» **WORK REQUEST**: Tell how many lines in the records contain the word "parameters"; the number alone is the answer.

» **TASK MATERIAL**:
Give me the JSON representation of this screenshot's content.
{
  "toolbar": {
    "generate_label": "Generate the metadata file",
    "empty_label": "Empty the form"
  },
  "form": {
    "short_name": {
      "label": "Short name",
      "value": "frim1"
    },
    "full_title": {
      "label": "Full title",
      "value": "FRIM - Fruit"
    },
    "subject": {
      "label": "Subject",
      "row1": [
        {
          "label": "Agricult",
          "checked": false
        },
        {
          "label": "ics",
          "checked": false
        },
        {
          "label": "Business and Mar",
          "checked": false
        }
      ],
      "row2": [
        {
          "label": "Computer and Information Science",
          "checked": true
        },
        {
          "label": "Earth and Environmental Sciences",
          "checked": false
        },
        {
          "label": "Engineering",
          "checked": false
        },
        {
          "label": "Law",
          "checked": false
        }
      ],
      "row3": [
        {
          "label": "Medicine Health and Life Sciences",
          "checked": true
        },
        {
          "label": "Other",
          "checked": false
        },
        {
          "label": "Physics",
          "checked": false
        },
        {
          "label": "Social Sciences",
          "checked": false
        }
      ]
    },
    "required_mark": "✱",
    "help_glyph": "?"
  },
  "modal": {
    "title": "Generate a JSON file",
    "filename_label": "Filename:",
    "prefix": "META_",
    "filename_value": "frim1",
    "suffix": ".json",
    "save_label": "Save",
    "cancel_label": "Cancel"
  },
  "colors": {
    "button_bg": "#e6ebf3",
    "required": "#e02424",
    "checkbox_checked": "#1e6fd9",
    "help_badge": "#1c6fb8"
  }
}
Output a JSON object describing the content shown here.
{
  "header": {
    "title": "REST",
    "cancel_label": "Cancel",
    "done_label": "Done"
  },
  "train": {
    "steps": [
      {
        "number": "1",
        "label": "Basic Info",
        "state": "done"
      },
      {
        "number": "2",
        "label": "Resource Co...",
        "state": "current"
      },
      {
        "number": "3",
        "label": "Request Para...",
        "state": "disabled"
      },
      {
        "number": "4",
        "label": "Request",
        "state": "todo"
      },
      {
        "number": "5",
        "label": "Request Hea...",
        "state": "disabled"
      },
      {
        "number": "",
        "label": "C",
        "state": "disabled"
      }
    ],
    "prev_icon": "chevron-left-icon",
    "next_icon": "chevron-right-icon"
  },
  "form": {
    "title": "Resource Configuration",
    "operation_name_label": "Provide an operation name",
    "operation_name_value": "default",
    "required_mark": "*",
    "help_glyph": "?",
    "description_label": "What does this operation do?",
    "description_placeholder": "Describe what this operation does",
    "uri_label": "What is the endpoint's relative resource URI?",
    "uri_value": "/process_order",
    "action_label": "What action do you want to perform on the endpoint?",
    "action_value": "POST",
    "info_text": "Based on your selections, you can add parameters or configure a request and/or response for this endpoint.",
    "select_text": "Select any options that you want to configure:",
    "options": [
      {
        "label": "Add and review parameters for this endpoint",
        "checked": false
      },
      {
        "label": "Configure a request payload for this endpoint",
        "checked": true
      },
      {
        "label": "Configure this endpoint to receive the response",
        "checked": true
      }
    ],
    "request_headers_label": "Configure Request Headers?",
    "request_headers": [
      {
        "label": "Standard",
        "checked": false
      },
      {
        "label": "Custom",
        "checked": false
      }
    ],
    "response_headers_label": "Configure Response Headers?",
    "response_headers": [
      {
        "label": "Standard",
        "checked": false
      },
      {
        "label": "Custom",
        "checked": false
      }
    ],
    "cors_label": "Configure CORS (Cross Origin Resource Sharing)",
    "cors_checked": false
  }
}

» **RESULT OF THE TASK**: 2